According to the Waste Avoidance and Resource Recovery Strategy Progress Report 2017-18, published by the NSW EPA, the total waste generated per capita (comprising MSW, C&I and C&D waste) rose from 2.42 tonnes to 2.69 tonnes per capita over the three years to 2017-18. However, there has been a steady reduction in MSW generated on a per capita basis (from 0.57 tonnes to 0.53 tonnes per capita over the three years to 2017-18), as well as on a total tonnage basis (from 4.38 million tonnes to 4.25 million tonnes).
The target by 2021-22 is to Reduce waste generation per capita (from a 2012-13 baseline of 2.34 tonnes per person).
Victoria’s progress in the waste sector tells a different story. It has one of the highest rates of waste recovery in Australia, at 69 per cent in 2017-18, but is facing a range of acute waste challenges which led to a 2018 parliamentary inquiry into the state’s waste ‘crisis’. Additionally, the Victorian Auditor-General released a report critiquing the lack of action to minimise waste, invest in recovery infrastructure or adequately regulate the sector.
Among the challenges were a series of waste-related fires from 2017 to 2019, including of hazardous waste illegally stockpiled in warehouses and of recyclable materials stored by SKM Recycling in the face of the Asian import restrictions on mixed recyclables.
In contrast, Queensland has one of the lowest recovery rates in Australia, generating 10.9 million tonnes of headline waste in 2017-18, with 45 per cent being either recycled or recovered. Additionally, waste generation rates are growing faster than the population, although this may be partially explained by the significant increase in tonnes transported from interstate.
Historically, the state has not had strong policy drivers in place to drive resource recovery, which has created inconsistency between waste outcomes in Queensland and other states and territories.
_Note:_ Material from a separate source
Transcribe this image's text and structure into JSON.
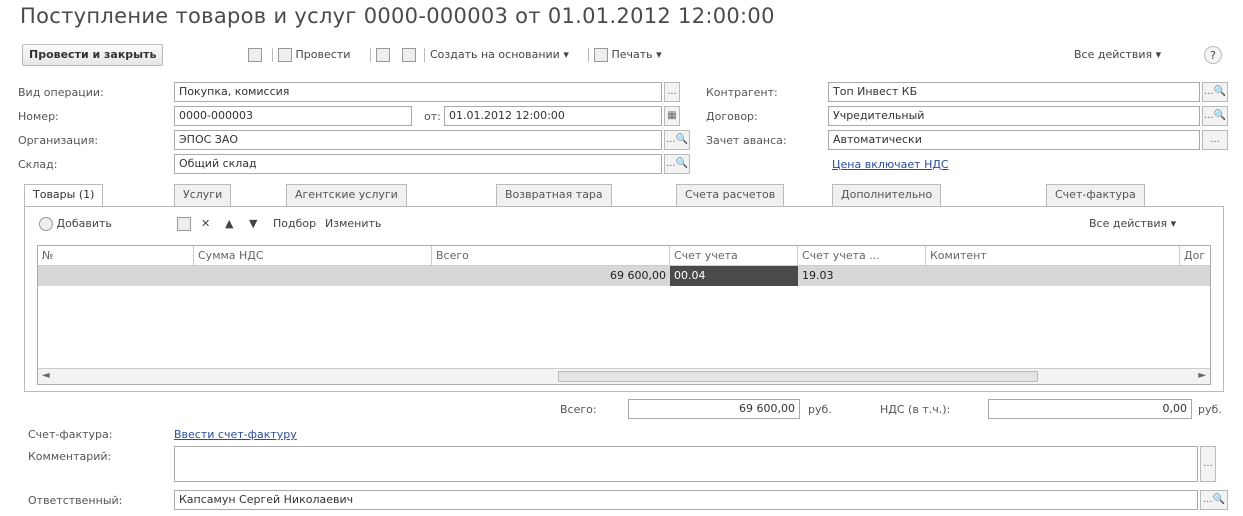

For example, Queensland is the only state and territory without an independent Environmental Protection Authority, leading to confusion over compliance protocols and an adversarial relationship between the private sector and state government.
Want to know more about one of these states or another jurisdiction? The 63-page chapter can give you an insight into the industry that is easy to follow and easy to read.
To purchase this volume or the full report click here.
The report is the result of a unique collaboration between Prime Creative Media, Arcadis consulting group and the Waste Management and Resource Recovery Association of Australia (WMRR).